Please state how many lines of the data below contain the word "with", offering nothing besides the number.
■ ■ ■ ■ ■
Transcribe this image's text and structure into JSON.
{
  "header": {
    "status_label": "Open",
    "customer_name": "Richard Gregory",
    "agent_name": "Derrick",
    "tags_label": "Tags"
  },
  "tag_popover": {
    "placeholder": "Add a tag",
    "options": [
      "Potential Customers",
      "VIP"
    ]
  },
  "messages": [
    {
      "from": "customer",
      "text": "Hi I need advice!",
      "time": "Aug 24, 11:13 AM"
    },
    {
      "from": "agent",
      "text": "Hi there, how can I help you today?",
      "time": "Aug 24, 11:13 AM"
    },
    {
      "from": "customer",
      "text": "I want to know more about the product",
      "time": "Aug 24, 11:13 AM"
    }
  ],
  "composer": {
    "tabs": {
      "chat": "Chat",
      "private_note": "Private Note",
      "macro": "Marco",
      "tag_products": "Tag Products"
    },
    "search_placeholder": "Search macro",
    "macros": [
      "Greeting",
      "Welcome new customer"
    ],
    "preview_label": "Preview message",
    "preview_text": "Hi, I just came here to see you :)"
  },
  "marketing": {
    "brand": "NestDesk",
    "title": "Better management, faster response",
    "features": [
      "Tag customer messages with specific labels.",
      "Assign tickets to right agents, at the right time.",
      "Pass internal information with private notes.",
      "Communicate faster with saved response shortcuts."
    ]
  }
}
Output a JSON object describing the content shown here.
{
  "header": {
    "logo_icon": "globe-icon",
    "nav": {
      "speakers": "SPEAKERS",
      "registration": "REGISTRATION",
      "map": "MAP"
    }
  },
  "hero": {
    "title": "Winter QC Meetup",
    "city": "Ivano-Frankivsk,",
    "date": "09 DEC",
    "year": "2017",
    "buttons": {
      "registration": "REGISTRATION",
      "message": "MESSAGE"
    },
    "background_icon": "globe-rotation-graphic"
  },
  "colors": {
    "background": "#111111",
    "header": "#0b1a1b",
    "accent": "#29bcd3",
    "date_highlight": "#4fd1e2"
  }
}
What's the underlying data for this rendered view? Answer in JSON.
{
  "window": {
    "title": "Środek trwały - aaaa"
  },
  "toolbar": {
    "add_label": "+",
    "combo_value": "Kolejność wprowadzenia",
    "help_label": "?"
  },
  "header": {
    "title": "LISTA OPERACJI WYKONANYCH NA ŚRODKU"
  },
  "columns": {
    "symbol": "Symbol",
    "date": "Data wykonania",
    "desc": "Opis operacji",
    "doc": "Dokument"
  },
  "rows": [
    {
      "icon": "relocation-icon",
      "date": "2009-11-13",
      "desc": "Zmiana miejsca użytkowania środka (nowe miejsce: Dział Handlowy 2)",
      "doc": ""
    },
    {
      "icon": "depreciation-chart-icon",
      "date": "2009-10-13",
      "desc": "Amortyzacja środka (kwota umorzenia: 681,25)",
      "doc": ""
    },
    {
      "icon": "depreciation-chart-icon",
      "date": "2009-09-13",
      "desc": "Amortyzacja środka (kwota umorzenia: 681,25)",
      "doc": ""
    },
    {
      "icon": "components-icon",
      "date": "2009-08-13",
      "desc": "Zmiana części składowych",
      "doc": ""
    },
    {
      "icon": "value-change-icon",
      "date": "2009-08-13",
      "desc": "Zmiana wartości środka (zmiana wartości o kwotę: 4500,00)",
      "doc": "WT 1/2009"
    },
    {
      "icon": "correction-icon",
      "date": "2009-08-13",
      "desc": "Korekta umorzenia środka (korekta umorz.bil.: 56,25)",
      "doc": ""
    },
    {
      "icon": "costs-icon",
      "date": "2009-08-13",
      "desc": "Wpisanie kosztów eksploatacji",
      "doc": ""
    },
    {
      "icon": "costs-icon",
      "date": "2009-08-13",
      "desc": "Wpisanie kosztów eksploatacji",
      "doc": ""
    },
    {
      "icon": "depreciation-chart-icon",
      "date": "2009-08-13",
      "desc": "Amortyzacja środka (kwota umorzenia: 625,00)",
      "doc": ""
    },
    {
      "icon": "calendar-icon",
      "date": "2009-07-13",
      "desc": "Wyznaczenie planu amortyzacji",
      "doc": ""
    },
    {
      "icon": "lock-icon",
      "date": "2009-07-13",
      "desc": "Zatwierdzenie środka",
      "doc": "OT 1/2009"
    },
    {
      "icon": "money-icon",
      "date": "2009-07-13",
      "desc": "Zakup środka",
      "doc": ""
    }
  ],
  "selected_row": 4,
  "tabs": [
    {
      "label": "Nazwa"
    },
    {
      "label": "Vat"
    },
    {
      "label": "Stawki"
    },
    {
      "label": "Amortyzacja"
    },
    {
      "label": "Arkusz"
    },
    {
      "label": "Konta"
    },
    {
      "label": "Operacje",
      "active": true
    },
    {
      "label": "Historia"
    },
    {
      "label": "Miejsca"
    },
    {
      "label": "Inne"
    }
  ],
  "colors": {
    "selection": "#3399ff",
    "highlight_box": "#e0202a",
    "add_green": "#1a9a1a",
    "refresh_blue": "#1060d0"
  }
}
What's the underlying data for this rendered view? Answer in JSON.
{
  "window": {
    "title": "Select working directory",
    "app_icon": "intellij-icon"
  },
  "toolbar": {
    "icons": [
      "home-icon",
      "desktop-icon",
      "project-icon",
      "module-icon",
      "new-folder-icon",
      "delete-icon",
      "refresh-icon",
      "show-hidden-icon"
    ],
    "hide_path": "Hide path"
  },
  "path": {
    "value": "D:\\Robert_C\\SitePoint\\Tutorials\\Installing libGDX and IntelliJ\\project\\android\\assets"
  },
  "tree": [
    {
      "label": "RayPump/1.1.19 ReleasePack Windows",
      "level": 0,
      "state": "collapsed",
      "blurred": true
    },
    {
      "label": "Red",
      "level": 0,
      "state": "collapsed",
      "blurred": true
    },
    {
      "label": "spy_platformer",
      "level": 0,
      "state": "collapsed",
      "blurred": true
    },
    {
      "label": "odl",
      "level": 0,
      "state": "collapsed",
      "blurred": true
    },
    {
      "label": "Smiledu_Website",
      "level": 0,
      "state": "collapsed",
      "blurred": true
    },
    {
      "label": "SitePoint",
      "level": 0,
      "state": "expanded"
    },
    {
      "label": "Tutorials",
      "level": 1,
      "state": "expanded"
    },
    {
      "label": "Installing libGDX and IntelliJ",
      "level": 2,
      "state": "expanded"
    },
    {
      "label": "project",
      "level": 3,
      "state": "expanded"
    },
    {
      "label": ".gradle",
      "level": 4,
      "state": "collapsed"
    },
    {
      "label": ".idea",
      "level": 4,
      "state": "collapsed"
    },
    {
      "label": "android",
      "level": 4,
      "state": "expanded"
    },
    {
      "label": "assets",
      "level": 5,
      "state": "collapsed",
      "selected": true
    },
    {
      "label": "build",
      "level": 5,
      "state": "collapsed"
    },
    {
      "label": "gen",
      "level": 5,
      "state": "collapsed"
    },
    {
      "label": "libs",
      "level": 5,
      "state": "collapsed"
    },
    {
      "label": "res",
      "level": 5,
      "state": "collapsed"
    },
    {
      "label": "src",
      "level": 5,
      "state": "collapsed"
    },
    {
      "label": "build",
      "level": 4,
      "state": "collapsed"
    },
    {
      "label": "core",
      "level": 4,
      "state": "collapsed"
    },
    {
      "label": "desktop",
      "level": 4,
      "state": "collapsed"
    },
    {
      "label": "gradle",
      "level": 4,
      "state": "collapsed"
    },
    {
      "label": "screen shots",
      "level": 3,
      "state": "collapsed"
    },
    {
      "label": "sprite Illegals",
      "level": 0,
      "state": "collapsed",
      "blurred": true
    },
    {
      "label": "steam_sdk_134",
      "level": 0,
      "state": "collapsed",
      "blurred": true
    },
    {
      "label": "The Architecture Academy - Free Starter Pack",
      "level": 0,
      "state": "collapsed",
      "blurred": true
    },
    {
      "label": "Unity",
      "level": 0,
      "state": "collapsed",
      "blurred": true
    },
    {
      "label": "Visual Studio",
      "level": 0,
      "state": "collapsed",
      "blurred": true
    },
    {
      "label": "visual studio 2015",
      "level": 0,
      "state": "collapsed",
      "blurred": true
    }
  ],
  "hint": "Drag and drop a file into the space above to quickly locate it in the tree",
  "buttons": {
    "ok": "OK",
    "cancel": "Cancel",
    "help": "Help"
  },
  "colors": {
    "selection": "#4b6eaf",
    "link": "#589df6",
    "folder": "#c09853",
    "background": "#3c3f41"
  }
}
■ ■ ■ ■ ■
EXERCISE SOLUTION — 3